● **What to produce**
Copies of all lines containing the string "name" are needed from the data below.

%%

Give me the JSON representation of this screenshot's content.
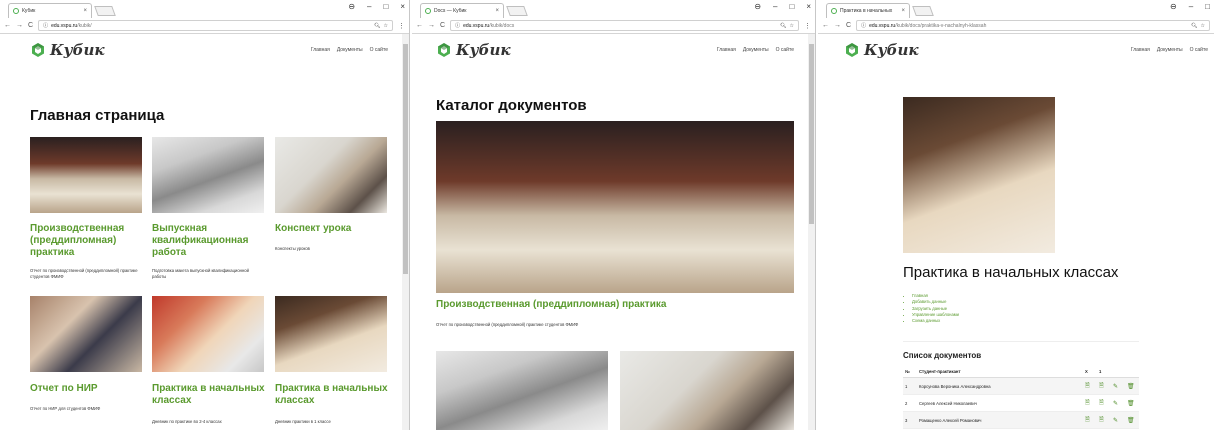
{
  "windows": [
    {
      "tab_title": "Кубик",
      "url_domain": "edu.vspu.ru",
      "url_path": "/kubik/",
      "logo_text": "Кубик",
      "nav": [
        "Главная",
        "Документы",
        "О сайте"
      ],
      "heading": "Главная страница",
      "cards": [
        {
          "title": "Производственная (преддипломная) практика",
          "desc": "Отчет по производственной (преддипломной) практике студентов ФМИФ"
        },
        {
          "title": "Выпускная квалификационная работа",
          "desc": "Подготовка макета выпускной квалификационной работы"
        },
        {
          "title": "Конспект урока",
          "desc": "Конспекты уроков"
        },
        {
          "title": "Отчет по НИР",
          "desc": "Отчет по НИР для студентов ФМИФ"
        },
        {
          "title": "Практика в начальных классах",
          "desc": "Дневник по практике во 2-4 классах"
        },
        {
          "title": "Практика в начальных классах",
          "desc": "Дневник практики в 1 классе"
        }
      ]
    },
    {
      "tab_title": "Docs — Кубик",
      "url_domain": "edu.vspu.ru",
      "url_path": "/kubik/docs",
      "logo_text": "Кубик",
      "nav": [
        "Главная",
        "Документы",
        "О сайте"
      ],
      "heading": "Каталог документов",
      "featured_title": "Производственная (преддипломная) практика",
      "featured_desc": "Отчет по производственной (преддипломной) практике студентов ФМИФ"
    },
    {
      "tab_title": "Практика в начальных",
      "url_domain": "edu.vspu.ru",
      "url_path": "/kubik/docs/praktika-v-nachalnyh-klassah",
      "logo_text": "Кубик",
      "nav": [
        "Главная",
        "Документы",
        "О сайте"
      ],
      "heading": "Практика в начальных классах",
      "links": [
        "Главная",
        "Добавить данные",
        "Загрузить данные",
        "Управление шаблонами",
        "Схема данных"
      ],
      "list_title": "Список документов",
      "table": {
        "headers": [
          "№",
          "Студент-практикант",
          "X",
          "1"
        ],
        "rows": [
          {
            "n": "1",
            "name": "Корсунова Вероника Александровна"
          },
          {
            "n": "2",
            "name": "Сергеев Алексей Николаевич"
          },
          {
            "n": "3",
            "name": "Ромащенко Алексей Романович"
          }
        ]
      }
    }
  ],
  "colors": {
    "accent": "#5a9a2e",
    "logo_green": "#4caf50"
  }
}
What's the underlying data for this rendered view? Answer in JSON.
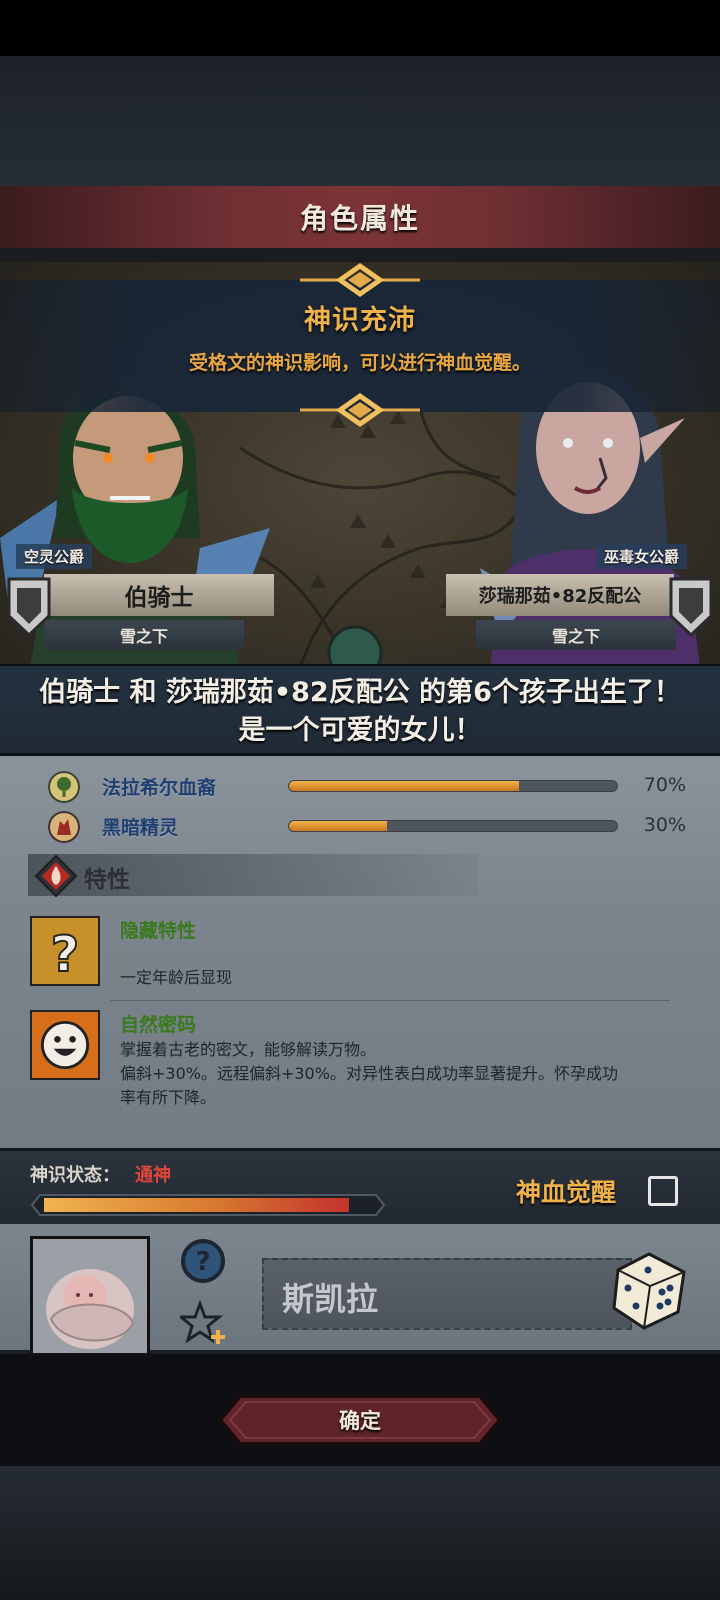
{
  "header": {
    "title": "角色属性"
  },
  "banner": {
    "title": "神识充沛",
    "description": "受格文的神识影响，可以进行神血觉醒。"
  },
  "father": {
    "title_tag": "空灵公爵",
    "name": "伯骑士",
    "house": "雪之下"
  },
  "mother": {
    "title_tag": "巫毒女公爵",
    "name": "莎瑞那茹•82反配公",
    "house": "雪之下"
  },
  "message": {
    "line1": "伯骑士 和 莎瑞那茹•82反配公 的第6个孩子出生了！",
    "line2": "是一个可爱的女儿！"
  },
  "bloodlines": [
    {
      "name": "法拉希尔血裔",
      "percent_label": "70%",
      "value": 0.7,
      "icon": "tree-emblem-icon"
    },
    {
      "name": "黑暗精灵",
      "percent_label": "30%",
      "value": 0.3,
      "icon": "dark-elf-emblem-icon"
    }
  ],
  "traits_section": {
    "title": "特性"
  },
  "traits": [
    {
      "name": "隐藏特性",
      "desc_lines": [
        "一定年龄后显现"
      ],
      "icon": "question-mark-icon"
    },
    {
      "name": "自然密码",
      "desc_lines": [
        "掌握着古老的密文，能够解读万物。",
        "偏斜+30%。远程偏斜+30%。对异性表白成功率显著提升。怀孕成功",
        "率有所下降。"
      ],
      "icon": "smiley-face-icon"
    }
  ],
  "status": {
    "label": "神识状态：",
    "value": "通神",
    "fill": 0.93,
    "awaken_label": "神血觉醒",
    "awaken_checked": false
  },
  "child": {
    "name": "斯凯拉",
    "icons": [
      "question-circle-icon",
      "star-plus-icon",
      "dice-icon"
    ]
  },
  "confirm": {
    "label": "确定"
  },
  "colors": {
    "accent_orange": "#f0b24a",
    "status_red": "#e2453a",
    "trait_green": "#3a7a1d",
    "bloodline_blue": "#1f3e72"
  }
}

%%

● **Solution to this problem**
            "name": "Корсунова Вероника Александровна"
            "name": "Сергеев Алексей Николаевич"
            "name": "Ромащенко Алексей Романович"
    "name": "伯骑士",
    "name": "莎瑞那茹•82反配公",
      "name": "法拉希尔血裔",
      "name": "黑暗精灵",
      "name": "隐藏特性",
      "name": "自然密码",
    "name": "斯凯拉",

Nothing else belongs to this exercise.